December 6, 2016 Justin Mayfield

Dentist provides confidence, new smiles to homeless veterans

LOUISVILLE, Ky. – A local resident and dental professional is dedicating her time, abilities and resources with the Chestnut Street YMCA Transitional Housing program to help spring board veterans out of homelessness and into working citizens.

Dr. Sarah Foard-Johnson, a prosthodontist, who has numerous veterans in her family, was contacted by the local YMCA when homeless veterans needed dental care.

Military veterans face challenges daily, including homelessness, lack of job training and limited access to proper dental care, which can lead to self-esteem issues, social anxiety and depression.

Many VA hospitals or clinics may not have sufficient dental services or any at all. People like Johnson who have identified a need that is not being met, are stepping up and doing what is needed for the veterans.

“Originally my goals were to help these veterans get treated and I was beyond appalled that they were not getting any treatment,” explained Johnson.

People are seeing a difference in the veterans of the Chestnut YMCA Transition Housing program. Leah Mullaney, a social worker at the YMCA who initially contacted Johnson, has seen firsthand what this type of service can provide a veteran.

Of the four veterans helped to date, three of them have jobs and one has his own apartment. Mullaney attributes these changes to the selfless dedication Johnson provides when helping these veterans with their dental hygiene and care.

“Because of Sarah’s generosity and caring heart, she has positively changed the lives of four people who will never be able to fully express how thankful they are that she came into their lives,” said Mullaney.

Veterans like John Fegenbush and Bryant Wheeler have seen drastic changes in their lives since getting dental work by Johnson.

“Since receiving the dental work I feel more comfortable around others. Dr. Johnson has really given me back my confidence and self-esteem.,” said Fegenbush. “I really appreciate Dr. Johnson, the person. She treated me like a real person or rather that I was as good as anyone else She spoke to me like she had known me all of her life.”

According to Bryant Wheeler, he states that Dr. Johnson is a godsend. People, his family, grandchildren future employers all viewed him differently without teeth.  He also had major health issues because he could not chew food and it was severely affecting his health. Everyday he wakes up he is thankful for the care Dr. Johnson provided for him.

Unlike Fegenbush, many veterans aren’t able to get into a dentist’s office or even to a VA clinic. They aren’t the only ones seeing a challenge in this battle. Johnson reached out to the VA with no seal_of_the_united_states_department_of_veterans_affairs_1989-2012-svgavail and began feeling concerned she couldn’t reach people she knew inside the VA.

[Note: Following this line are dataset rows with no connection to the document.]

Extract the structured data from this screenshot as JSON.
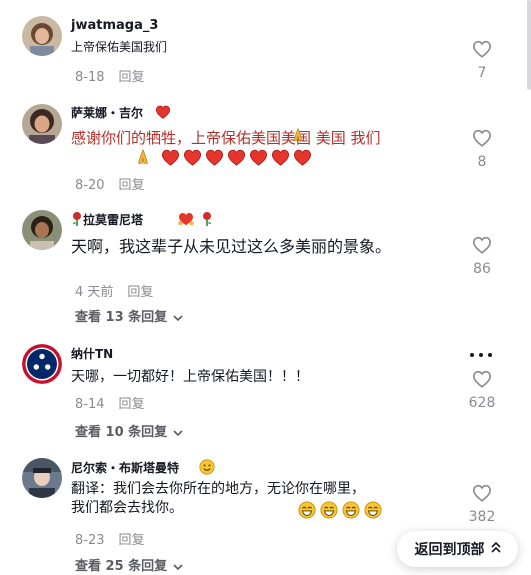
{
  "comments": [
    {
      "username": "jwatmaga_3",
      "text": "上帝保佑美国我们",
      "date": "8-18",
      "reply_label": "回复",
      "likes": "7"
    },
    {
      "username": "萨莱娜・吉尔",
      "text_line1": "感谢你们的牺牲，上帝保佑美国美国 美国 我们",
      "date": "8-20",
      "reply_label": "回复",
      "likes": "8",
      "emoji_names": [
        "heart",
        "pray",
        "pray",
        "heart x7"
      ]
    },
    {
      "username": "拉莫雷尼塔",
      "text": "天啊，我这辈子从未见过这么多美丽的景象。",
      "date": "4 天前",
      "reply_label": "回复",
      "likes": "86",
      "view_replies": "查看 13 条回复",
      "emoji_names": [
        "rose",
        "heart-hands",
        "rose"
      ]
    },
    {
      "username": "纳什TN",
      "text": "天哪，一切都好！上帝保佑美国！！！",
      "date": "8-14",
      "reply_label": "回复",
      "likes": "628",
      "view_replies": "查看 10 条回复"
    },
    {
      "username": "尼尔索・布斯塔曼特",
      "text_line1": "翻译：我们会去你所在的地方，无论你在哪里，",
      "text_line2": "我们都会去找你。",
      "date": "8-23",
      "reply_label": "回复",
      "likes": "382",
      "view_replies": "查看 25 条回复",
      "emoji_names": [
        "smile",
        "grin x4"
      ]
    }
  ],
  "back_to_top": "返回到顶部",
  "colors": {
    "text": "#161823",
    "meta": "#8a8b91",
    "comment2_text": "#b5312b",
    "heart": "#e8352c"
  }
}
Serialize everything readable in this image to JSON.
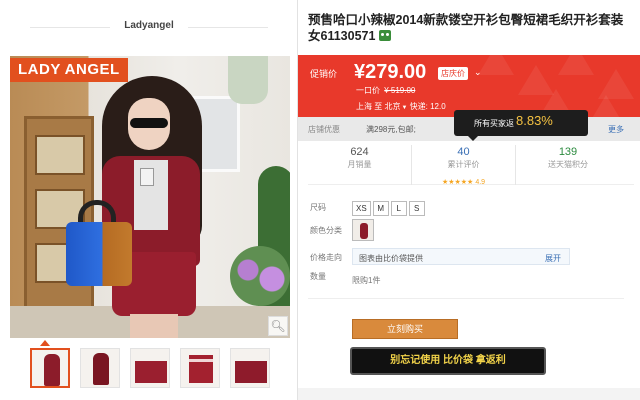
{
  "gallery": {
    "brand_name": "Ladyangel",
    "logo_text": "LADY ANGEL",
    "zoom_icon": "magnifier-icon",
    "thumbnails_count": 5
  },
  "product": {
    "title": "预售哈口小辣椒2014新款镂空开衫包臀短裙毛织开衫套装女61130571"
  },
  "promo": {
    "label": "促销价",
    "price": "¥279.00",
    "shop_badge": "店庆价",
    "one_price_label": "一口价",
    "one_price_value": "¥ 519.00",
    "ship_from": "上海",
    "ship_to_label": "至",
    "ship_to": "北京",
    "ship_speed": "快递: 12.0"
  },
  "coupon": {
    "label": "店铺优惠",
    "text": "满298元,包邮;",
    "more": "更多",
    "tip_label": "所有买家返",
    "tip_value": "8.83%"
  },
  "stats": {
    "monthly_sales": "624",
    "monthly_sales_label": "月销量",
    "reviews": "40",
    "reviews_label": "累计评价",
    "rating": "4.9",
    "points": "139",
    "points_label": "送天猫积分"
  },
  "options": {
    "size_label": "尺码",
    "sizes": [
      "XS",
      "M",
      "L",
      "S"
    ],
    "color_label": "颜色分类",
    "trend_label": "价格走向",
    "trend_text": "图表由比价袋提供",
    "trend_expand": "展开",
    "qty_label": "数量",
    "qty_limit": "限购1件"
  },
  "actions": {
    "buy_now": "立刻购买",
    "compare": "别忘记使用 比价袋 拿返利"
  },
  "colors": {
    "promo_red": "#e8392b",
    "brand_orange": "#e2501e",
    "buy_button": "#d98a3c",
    "compare_text": "#f3d44a"
  }
}
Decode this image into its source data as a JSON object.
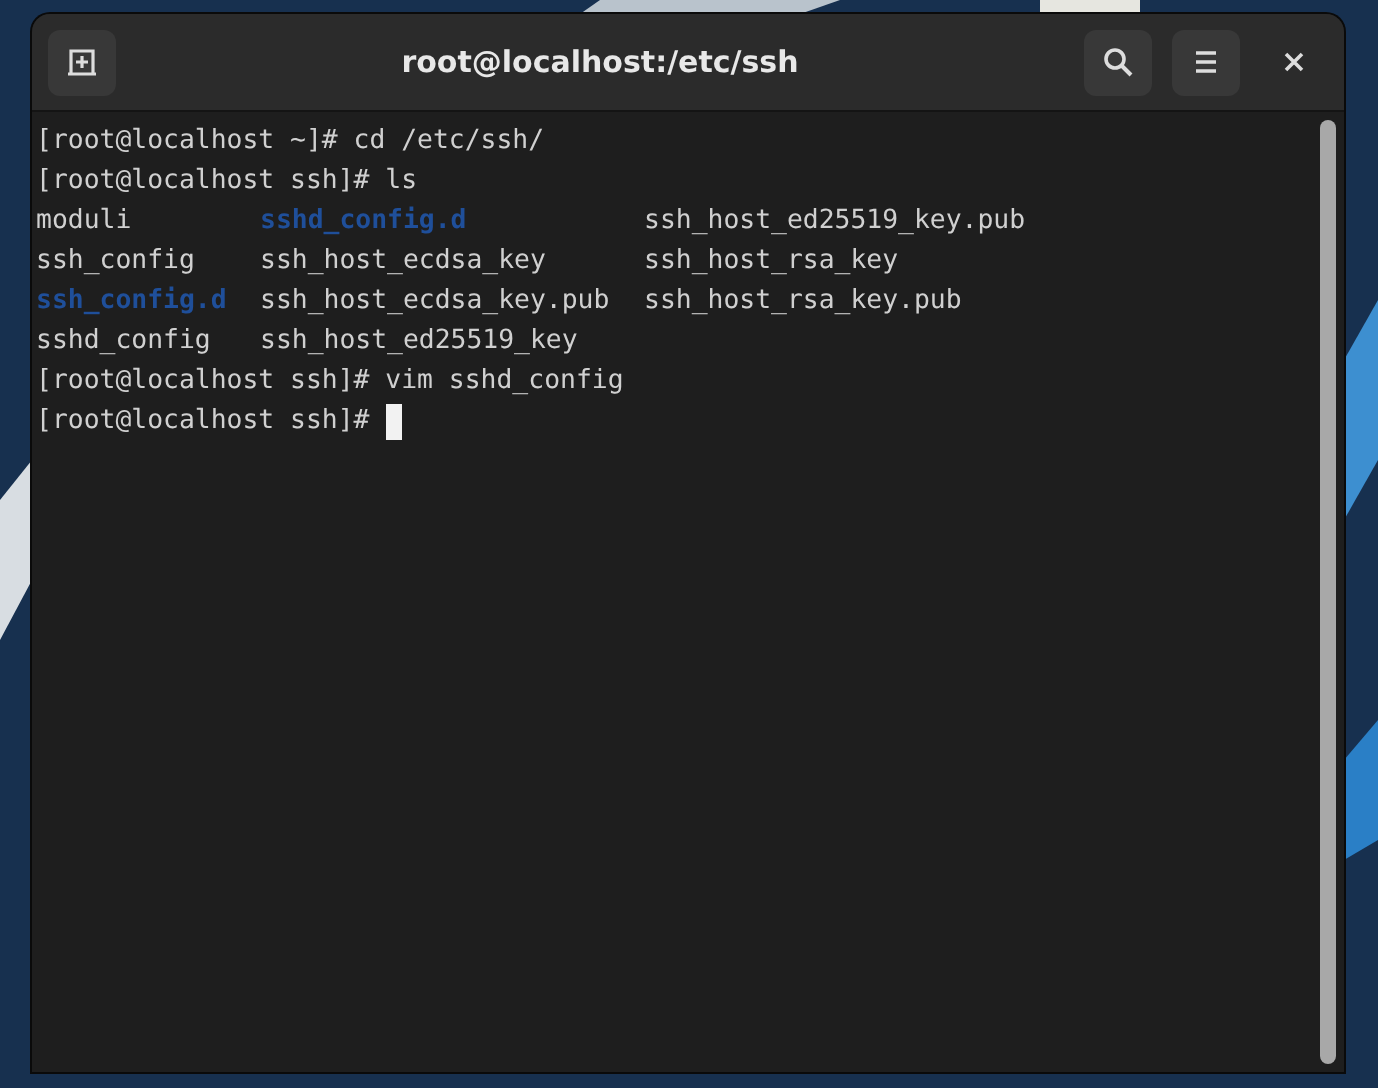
{
  "window": {
    "title": "root@localhost:/etc/ssh"
  },
  "terminal": {
    "lines": [
      {
        "kind": "text",
        "text": "[root@localhost ~]# cd /etc/ssh/",
        "cursor": false
      },
      {
        "kind": "text",
        "text": "[root@localhost ssh]# ls",
        "cursor": false
      },
      {
        "kind": "listing",
        "rows": [
          [
            {
              "name": "moduli",
              "directory": false
            },
            {
              "name": "sshd_config.d",
              "directory": true
            },
            {
              "name": "ssh_host_ed25519_key.pub",
              "directory": false
            }
          ],
          [
            {
              "name": "ssh_config",
              "directory": false
            },
            {
              "name": "ssh_host_ecdsa_key",
              "directory": false
            },
            {
              "name": "ssh_host_rsa_key",
              "directory": false
            }
          ],
          [
            {
              "name": "ssh_config.d",
              "directory": true
            },
            {
              "name": "ssh_host_ecdsa_key.pub",
              "directory": false
            },
            {
              "name": "ssh_host_rsa_key.pub",
              "directory": false
            }
          ],
          [
            {
              "name": "sshd_config",
              "directory": false
            },
            {
              "name": "ssh_host_ed25519_key",
              "directory": false
            }
          ]
        ]
      },
      {
        "kind": "text",
        "text": "[root@localhost ssh]# vim sshd_config",
        "cursor": false
      },
      {
        "kind": "text",
        "text": "[root@localhost ssh]#",
        "cursor": true
      }
    ]
  }
}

“I tried to get in touch with my contacts at the VA, because I have prosthodontist friends who work there, but I got nowhere as well,” said Johnson. “I was additionally concerned that the VA would approve extracting someone’s teeth, then send them on their way and say they are on their own.”

People like Jerry Gaulbert, who spent over 17 years working in the dental laboratory for the VA, identifies some of the biggest challenges veterans face regarding dental work.

“The bureaucratic red tape of the VA presents a tough challenge to many veterans seeking access to proper dental care. The VA will sometimes remove problem teeth, however they generally will not provide prosthetic replacements unless the problem is a direct result from service,” said Jerry Gaulbert, a certified dental technician with over 40 years of experience in the field. “The loss of teeth can be debilitating, however it is not classified as a disability by the VA, which prevents veterans from receiving the care they desperately need.”

This isn’t a one-time thing for Johnson. She is working towards creating a foundation to continue the treatment of veterans and all those in need. As a professional who provides rehabilitative dentistry, she understands how to approach and provide dental care for those in need. Johnson is looking for other clinicians, donors and all other volunteers who can help grow this outreach.

“These projects have grown into more than I had originally planned, but I now see there definitely is a need for so much more help.  It has brought tears to my eyes to see the gratitude and difference I have made in all of their lives, I am happy to be able to make their lives better,” said Johnson.

According to the National Coalition for Homeless Veterans, the U.S. Department of Housing and Urban Development says nearly 40,000 veterans are homeless on any given night, they also identify there are approximately 1.4 million veterans who are considered at risk of homelessness. Additionally, for veterans to receive full dental benefits, the veteran must be 100 percent disabled or have developed a dental condition during their service.

For more information on which veterans are eligible to receive dental care, please visit